Where does the word "icon" appear in the entries below? Copy each line that holds it.

···

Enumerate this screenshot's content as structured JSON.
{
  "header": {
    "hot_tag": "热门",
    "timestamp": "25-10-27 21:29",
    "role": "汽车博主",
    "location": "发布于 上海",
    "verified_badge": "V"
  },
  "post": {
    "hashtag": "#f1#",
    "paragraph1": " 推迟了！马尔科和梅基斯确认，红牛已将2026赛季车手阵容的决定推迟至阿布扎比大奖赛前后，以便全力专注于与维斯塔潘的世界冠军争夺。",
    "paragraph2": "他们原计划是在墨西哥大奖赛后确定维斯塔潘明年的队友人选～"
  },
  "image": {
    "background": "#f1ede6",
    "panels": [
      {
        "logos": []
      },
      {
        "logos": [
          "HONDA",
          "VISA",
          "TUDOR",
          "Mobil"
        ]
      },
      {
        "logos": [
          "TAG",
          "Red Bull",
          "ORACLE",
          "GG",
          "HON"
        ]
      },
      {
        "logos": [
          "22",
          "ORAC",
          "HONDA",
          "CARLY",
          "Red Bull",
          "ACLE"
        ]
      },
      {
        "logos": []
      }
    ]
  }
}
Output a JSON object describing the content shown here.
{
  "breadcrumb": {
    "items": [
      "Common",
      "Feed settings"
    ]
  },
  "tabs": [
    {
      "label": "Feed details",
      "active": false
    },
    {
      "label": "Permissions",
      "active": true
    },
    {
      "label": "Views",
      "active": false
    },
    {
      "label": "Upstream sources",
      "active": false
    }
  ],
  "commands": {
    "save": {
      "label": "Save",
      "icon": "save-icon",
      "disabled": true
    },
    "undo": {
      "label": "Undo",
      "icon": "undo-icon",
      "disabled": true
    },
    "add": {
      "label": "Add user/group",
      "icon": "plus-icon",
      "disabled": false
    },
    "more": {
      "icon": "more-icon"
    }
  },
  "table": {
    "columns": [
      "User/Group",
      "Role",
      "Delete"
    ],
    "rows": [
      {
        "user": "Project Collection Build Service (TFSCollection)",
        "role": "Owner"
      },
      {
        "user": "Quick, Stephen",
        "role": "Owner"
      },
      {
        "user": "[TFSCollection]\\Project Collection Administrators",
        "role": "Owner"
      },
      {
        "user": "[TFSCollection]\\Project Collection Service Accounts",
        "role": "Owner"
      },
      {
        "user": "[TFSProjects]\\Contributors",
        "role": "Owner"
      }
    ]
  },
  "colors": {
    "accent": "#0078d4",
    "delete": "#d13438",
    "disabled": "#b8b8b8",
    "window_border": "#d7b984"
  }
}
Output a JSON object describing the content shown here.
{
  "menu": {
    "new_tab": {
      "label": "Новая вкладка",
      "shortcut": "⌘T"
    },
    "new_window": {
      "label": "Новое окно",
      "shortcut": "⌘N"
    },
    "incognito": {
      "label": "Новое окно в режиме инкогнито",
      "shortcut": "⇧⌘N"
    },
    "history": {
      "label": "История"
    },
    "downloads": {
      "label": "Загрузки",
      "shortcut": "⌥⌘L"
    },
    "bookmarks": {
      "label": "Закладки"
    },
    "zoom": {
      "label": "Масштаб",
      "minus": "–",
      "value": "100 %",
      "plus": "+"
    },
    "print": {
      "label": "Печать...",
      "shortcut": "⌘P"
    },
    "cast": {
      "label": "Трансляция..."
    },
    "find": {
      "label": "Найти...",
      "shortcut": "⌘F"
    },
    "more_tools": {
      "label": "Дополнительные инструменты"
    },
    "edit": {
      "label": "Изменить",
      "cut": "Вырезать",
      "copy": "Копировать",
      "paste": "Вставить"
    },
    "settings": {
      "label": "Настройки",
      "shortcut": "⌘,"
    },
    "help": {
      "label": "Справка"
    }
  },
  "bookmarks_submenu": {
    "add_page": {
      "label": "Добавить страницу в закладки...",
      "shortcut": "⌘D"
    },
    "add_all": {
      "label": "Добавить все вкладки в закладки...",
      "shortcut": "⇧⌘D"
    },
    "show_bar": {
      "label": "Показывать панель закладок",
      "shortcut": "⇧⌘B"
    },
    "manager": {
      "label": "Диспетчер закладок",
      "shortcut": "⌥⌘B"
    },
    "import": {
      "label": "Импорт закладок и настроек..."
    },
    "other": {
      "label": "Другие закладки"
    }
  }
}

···

◆ YOUR RESPONSE:
      "icon": "save-icon",
      "icon": "undo-icon",
      "icon": "plus-icon",
      "icon": "more-icon"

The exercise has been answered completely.